I would put Oakeshott as last among the current crop of 150 members of the House as being capable of being Speaker. He is ponderous, self indulgent, egotistical, intellectually challenged and verbose. And unfaithful to his electorate.
Oakeshott was quoted on the ABC website as saying
Essentially establishing the status of pairing rights and whether it is based on goodwill between all parties or whether it can be codified at a higher level. This is a tight Parliament and there will be at various times tricks played and we’ve just got to make sure we manage that.
What does he mean by saying that pairing of the Speaker should be ‘codified’ beyond the signed agreement? Surely this would lend weight to my argument that the pairing was Constitutionally dubious?
And how would this play out?
Since Oakeshott proclaims to be an Independent, he would need, on every division, to decide which side he supported (the Coalition or Labor) and then get a person from the other side to pair with him.
Let’s say that the Government proposes some Bill which the Opposition doesn’t support and Oakeshott also doesn’t support. Then there would be in the chamber 75 people in support of the Bill (assuming the other independents and the Green support Labor) and 74 plus Oakeshott against.
Then Labor would have to pair with Oakeshott, bringing the vote to 74 – 74. And of course Oakeshott gets a casting vote.
Alternatively, if the Government proposes a Bill which the Opposition doesn’t support and Oakeshott does support. Then there would be in the chamber 76 people in support (including Oakeshott) and 74 against. Then the Coalition would need to pair resulting in a vote of 75 – 73 and the Bill passes.
So Oakeshott can hold the Government to ransom even more. The agreement would make the Speaker even more political – when the Speaker is supposed to be apolitical.
I checked the practice in a number of other countries that have a Westminster system of Government. In all cases the Speaker is not paired – he or she does not have a deliberative vote but does have a casting vote. In the UK, the Speaker uses his casting vote according to the Speaker Denison’s Rule (which is close, but not exactly, to voting for the status quo).

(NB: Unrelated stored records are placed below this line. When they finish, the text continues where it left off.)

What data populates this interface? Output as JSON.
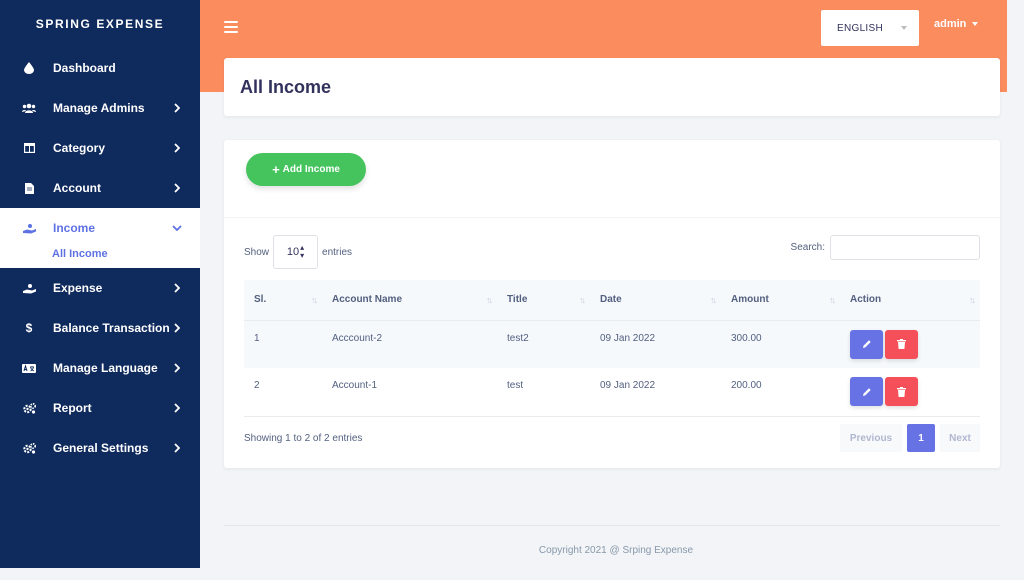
{
  "sidebar": {
    "brand": "SPRING EXPENSE",
    "items": [
      {
        "label": "Dashboard",
        "icon": "drop-icon"
      },
      {
        "label": "Manage Admins",
        "icon": "users-icon"
      },
      {
        "label": "Category",
        "icon": "columns-icon"
      },
      {
        "label": "Account",
        "icon": "file-icon"
      },
      {
        "label": "Income",
        "icon": "hand-holding-icon"
      },
      {
        "label": "Expense",
        "icon": "hand-icon"
      },
      {
        "label": "Balance Transaction",
        "icon": "dollar-icon"
      },
      {
        "label": "Manage Language",
        "icon": "language-icon"
      },
      {
        "label": "Report",
        "icon": "cogs-icon"
      },
      {
        "label": "General Settings",
        "icon": "cogs-icon"
      }
    ],
    "income_submenu": "All Income"
  },
  "header": {
    "language": "ENGLISH",
    "user": "admin"
  },
  "page": {
    "title": "All Income",
    "add_button": "Add Income"
  },
  "table_controls": {
    "show_label": "Show",
    "entries_value": "10",
    "entries_label": "entries",
    "search_label": "Search:",
    "search_value": ""
  },
  "table": {
    "columns": [
      "Sl.",
      "Account Name",
      "Title",
      "Date",
      "Amount",
      "Action"
    ],
    "rows": [
      {
        "sl": "1",
        "account": "Acccount-2",
        "title": "test2",
        "date": "09 Jan 2022",
        "amount": "300.00"
      },
      {
        "sl": "2",
        "account": "Account-1",
        "title": "test",
        "date": "09 Jan 2022",
        "amount": "200.00"
      }
    ]
  },
  "pagination": {
    "info": "Showing 1 to 2 of 2 entries",
    "previous": "Previous",
    "current": "1",
    "next": "Next"
  },
  "footer": {
    "copyright": "Copyright 2021 @ Srping Expense"
  },
  "colors": {
    "sidebar": "#0f2a5c",
    "topbar": "#fb8c5e",
    "accent": "#5e72e4",
    "add_button": "#45c45e",
    "edit": "#6772e5",
    "delete": "#f5505a"
  }
}
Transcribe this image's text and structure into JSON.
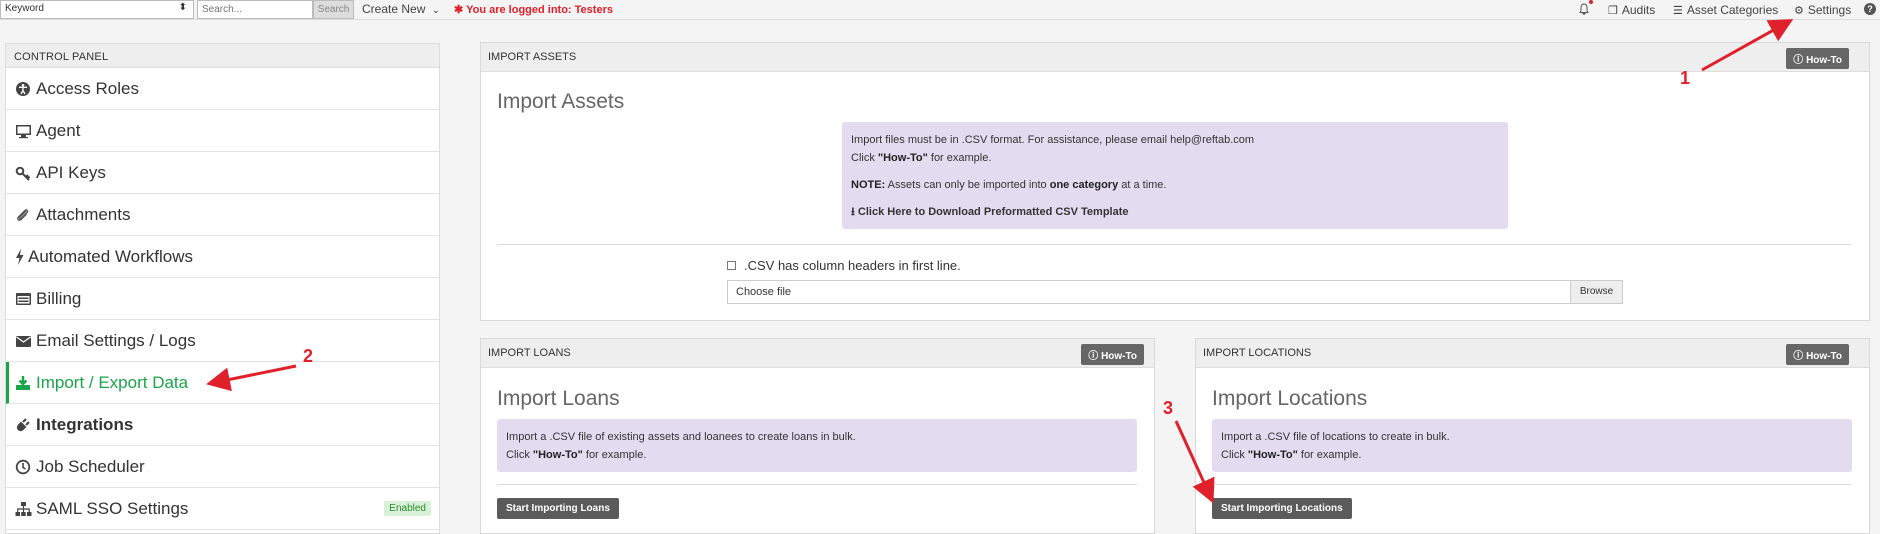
{
  "topbar": {
    "keyword_select": "Keyword",
    "search_placeholder": "Search...",
    "search_button": "Search",
    "create_new": "Create New",
    "logged_in_text": "You are logged into: Testers",
    "audits": "Audits",
    "asset_categories": "Asset Categories",
    "settings": "Settings"
  },
  "sidebar": {
    "header": "CONTROL PANEL",
    "items": [
      {
        "label": "Access Roles",
        "icon": "accessibility-icon"
      },
      {
        "label": "Agent",
        "icon": "monitor-icon"
      },
      {
        "label": "API Keys",
        "icon": "key-icon"
      },
      {
        "label": "Attachments",
        "icon": "paperclip-icon"
      },
      {
        "label": "Automated Workflows",
        "icon": "bolt-icon"
      },
      {
        "label": "Billing",
        "icon": "billing-icon"
      },
      {
        "label": "Email Settings / Logs",
        "icon": "envelope-icon"
      },
      {
        "label": "Import / Export Data",
        "icon": "download-icon",
        "active": true
      },
      {
        "label": "Integrations",
        "icon": "plug-icon"
      },
      {
        "label": "Job Scheduler",
        "icon": "clock-icon"
      },
      {
        "label": "SAML SSO Settings",
        "icon": "sitemap-icon",
        "badge": "Enabled"
      }
    ]
  },
  "import_assets": {
    "header": "IMPORT ASSETS",
    "howto": "How-To",
    "title": "Import Assets",
    "info_line1": "Import files must be in .CSV format. For assistance, please email help@reftab.com",
    "info_click": "Click ",
    "info_howto": "\"How-To\"",
    "info_example": " for example.",
    "note_label": "NOTE:",
    "note_text1": " Assets can only be imported into ",
    "note_bold": "one category",
    "note_text2": " at a time.",
    "download_link": "Click Here to Download Preformatted CSV Template",
    "csv_header_label": ".CSV has column headers in first line.",
    "file_label": "Choose file",
    "browse": "Browse"
  },
  "import_loans": {
    "header": "IMPORT LOANS",
    "howto": "How-To",
    "title": "Import Loans",
    "info_line1": "Import a .CSV file of existing assets and loanees to create loans in bulk.",
    "info_click": "Click ",
    "info_howto": "\"How-To\"",
    "info_example": " for example.",
    "start_button": "Start Importing Loans"
  },
  "import_locations": {
    "header": "IMPORT LOCATIONS",
    "howto": "How-To",
    "title": "Import Locations",
    "info_line1": "Import a .CSV file of locations to create in bulk.",
    "info_click": "Click ",
    "info_howto": "\"How-To\"",
    "info_example": " for example.",
    "start_button": "Start Importing Locations"
  },
  "annotations": [
    "1",
    "2",
    "3"
  ],
  "colors": {
    "accent_green": "#1aa54a",
    "alert_red": "#e0202a",
    "info_purple": "#e3dcf0"
  }
}
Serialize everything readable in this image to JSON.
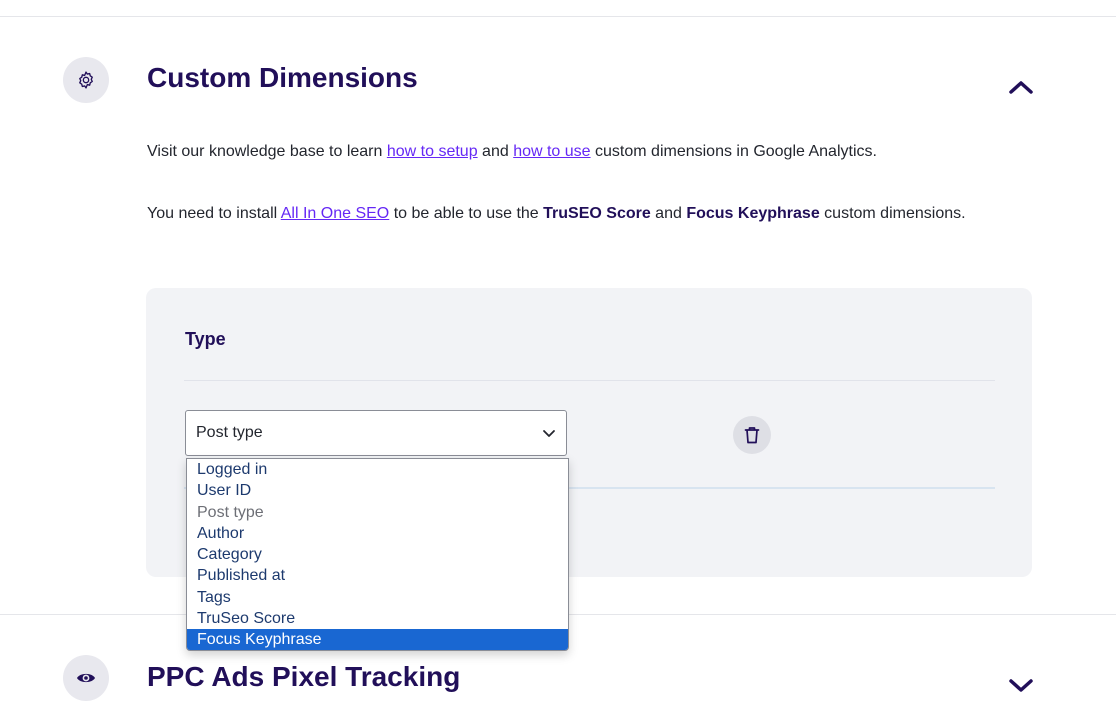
{
  "custom_dimensions": {
    "title": "Custom Dimensions",
    "intro_prefix": "Visit our knowledge base to learn ",
    "link_setup": "how to setup",
    "intro_and": " and ",
    "link_use": "how to use",
    "intro_suffix": " custom dimensions in Google Analytics.",
    "install_prefix": "You need to install ",
    "install_link": "All In One SEO",
    "install_mid": " to be able to use the ",
    "bold_truseo": "TruSEO Score",
    "install_and": " and ",
    "bold_focus": "Focus Keyphrase",
    "install_suffix": " custom dimensions.",
    "type_label": "Type",
    "select_value": "Post type",
    "options": [
      {
        "label": "Logged in",
        "state": "normal"
      },
      {
        "label": "User ID",
        "state": "normal"
      },
      {
        "label": "Post type",
        "state": "disabled"
      },
      {
        "label": "Author",
        "state": "normal"
      },
      {
        "label": "Category",
        "state": "normal"
      },
      {
        "label": "Published at",
        "state": "normal"
      },
      {
        "label": "Tags",
        "state": "normal"
      },
      {
        "label": "TruSeo Score",
        "state": "normal"
      },
      {
        "label": "Focus Keyphrase",
        "state": "selected"
      }
    ]
  },
  "ppc": {
    "title": "PPC Ads Pixel Tracking"
  },
  "colors": {
    "heading": "#210f59",
    "link": "#6528f5",
    "option_highlight": "#1967d2"
  },
  "icons": {
    "custom_dimensions": "gear-icon",
    "ppc": "eye-icon",
    "collapse": "chevron-up-icon",
    "expand": "chevron-down-icon",
    "delete": "trash-icon"
  }
}
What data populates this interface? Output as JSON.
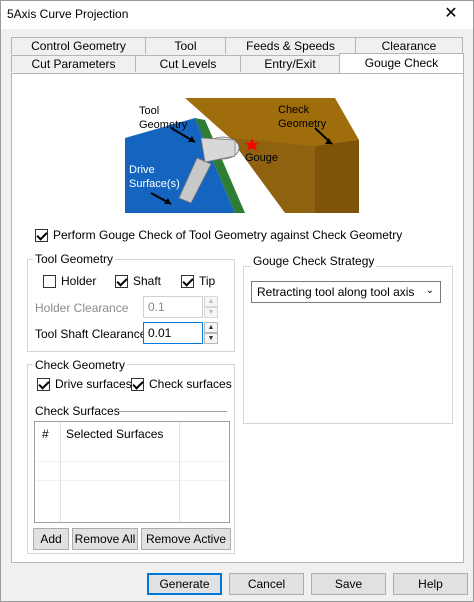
{
  "window": {
    "title": "5Axis Curve Projection",
    "close_glyph": "✕"
  },
  "tabs_row1": [
    {
      "label": "Control Geometry"
    },
    {
      "label": "Tool"
    },
    {
      "label": "Feeds & Speeds"
    },
    {
      "label": "Clearance"
    }
  ],
  "tabs_row2": [
    {
      "label": "Cut Parameters"
    },
    {
      "label": "Cut Levels"
    },
    {
      "label": "Entry/Exit"
    },
    {
      "label": "Gouge Check",
      "active": true
    }
  ],
  "illustration": {
    "tool_geometry_line1": "Tool",
    "tool_geometry_line2": "Geometry",
    "check_geometry_line1": "Check",
    "check_geometry_line2": "Geometry",
    "gouge": "Gouge",
    "drive_surfaces_line1": "Drive",
    "drive_surfaces_line2": "Surface(s)",
    "colors": {
      "check": "#b07a12",
      "drive": "#1565c0",
      "gouge": "#ff0000"
    }
  },
  "perform_gouge_check": {
    "label": "Perform Gouge Check of Tool Geometry against Check Geometry",
    "checked": true
  },
  "tool_geometry": {
    "title": "Tool Geometry",
    "holder": {
      "label": "Holder",
      "checked": false
    },
    "shaft": {
      "label": "Shaft",
      "checked": true
    },
    "tip": {
      "label": "Tip",
      "checked": true
    },
    "holder_clearance": {
      "label": "Holder Clearance",
      "value": "0.1"
    },
    "tool_shaft_clearance": {
      "label": "Tool Shaft Clearance",
      "value": "0.01"
    }
  },
  "gouge_check_strategy": {
    "title": "Gouge Check Strategy",
    "selected": "Retracting tool along tool axis"
  },
  "check_geometry": {
    "title": "Check Geometry",
    "drive_surfaces": {
      "label": "Drive surfaces",
      "checked": true
    },
    "check_surfaces": {
      "label": "Check surfaces",
      "checked": true
    },
    "check_surfaces_heading": "Check Surfaces",
    "columns": [
      "#",
      "Selected Surfaces"
    ],
    "buttons": {
      "add": "Add",
      "remove_all": "Remove All",
      "remove_active": "Remove Active"
    }
  },
  "footer": {
    "generate": "Generate",
    "cancel": "Cancel",
    "save": "Save",
    "help": "Help"
  }
}
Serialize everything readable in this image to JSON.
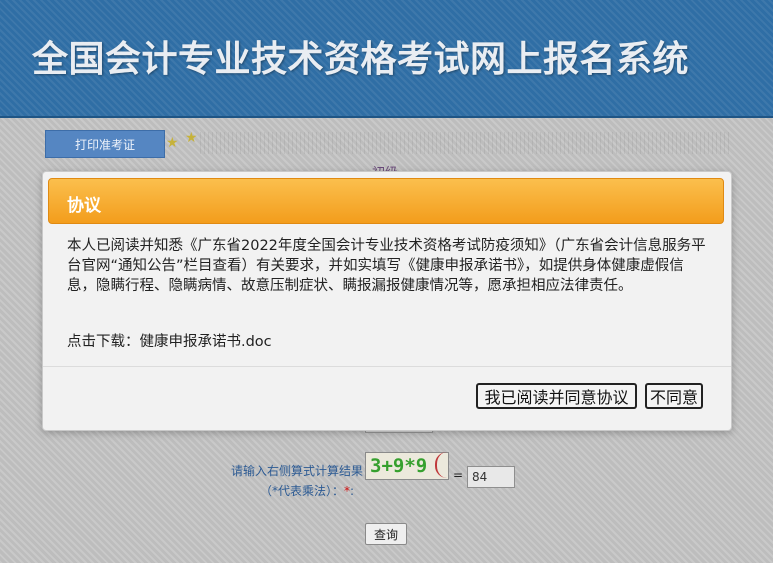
{
  "header": {
    "title": "全国会计专业技术资格考试网上报名系统"
  },
  "tabs": {
    "print_admission_label": "打印准考证"
  },
  "background": {
    "partial_text": "初级"
  },
  "modal": {
    "title": "协议",
    "body": "本人已阅读并知悉《广东省2022年度全国会计专业技术资格考试防疫须知》（广东省会计信息服务平台官网“通知公告”栏目查看）有关要求，并如实填写《健康申报承诺书》，如提供身体健康虚假信息，隐瞒行程、隐瞒病情、故意压制症状、瞒报漏报健康情况等，愿承担相应法律责任。",
    "download_text": "点击下载：健康申报承诺书.doc",
    "agree_label": "我已阅读并同意协议",
    "disagree_label": "不同意"
  },
  "captcha": {
    "label": "请输入右侧算式计算结果",
    "note": "（*代表乘法）：",
    "required_mark": "*",
    "colon": ":",
    "expression": "3+9*9",
    "equals": "=",
    "input_value": "84"
  },
  "query": {
    "label": "查询"
  },
  "colors": {
    "header_bg": "#2f6ea5",
    "modal_header": "#f7a82c",
    "tab_bg": "#5586c2",
    "captcha_text": "#36a02e",
    "required": "#d01010"
  },
  "icons": [
    "star-icon",
    "star-icon"
  ]
}
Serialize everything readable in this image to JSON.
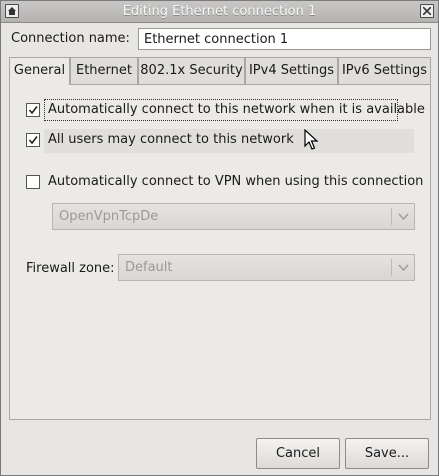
{
  "window": {
    "title": "Editing Ethernet connection 1"
  },
  "connection": {
    "label": "Connection name:",
    "value": "Ethernet connection 1"
  },
  "tabs": [
    {
      "label": "General",
      "active": true
    },
    {
      "label": "Ethernet",
      "active": false
    },
    {
      "label": "802.1x Security",
      "active": false
    },
    {
      "label": "IPv4 Settings",
      "active": false
    },
    {
      "label": "IPv6 Settings",
      "active": false
    }
  ],
  "general": {
    "auto_connect": {
      "label": "Automatically connect to this network when it is available",
      "checked": true
    },
    "all_users": {
      "label": "All users may connect to this network",
      "checked": true
    },
    "auto_vpn": {
      "label": "Automatically connect to VPN when using this connection",
      "checked": false
    },
    "vpn_select": {
      "value": "OpenVpnTcpDe",
      "enabled": false
    },
    "firewall": {
      "label": "Firewall zone:",
      "value": "Default",
      "enabled": false
    }
  },
  "buttons": {
    "cancel": "Cancel",
    "save": "Save..."
  }
}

Pairing of the Speaker’s vote is anathema to an independent speaker.
If the Speaker wishes to discuss a particular bill (for example on something concerning his or her constituency), he or she simply needs to relinquish the Chair to the Deputy Speaker and sit in the chamber as an MP. Following discussion and vote, the Speaker then resumes the Chair.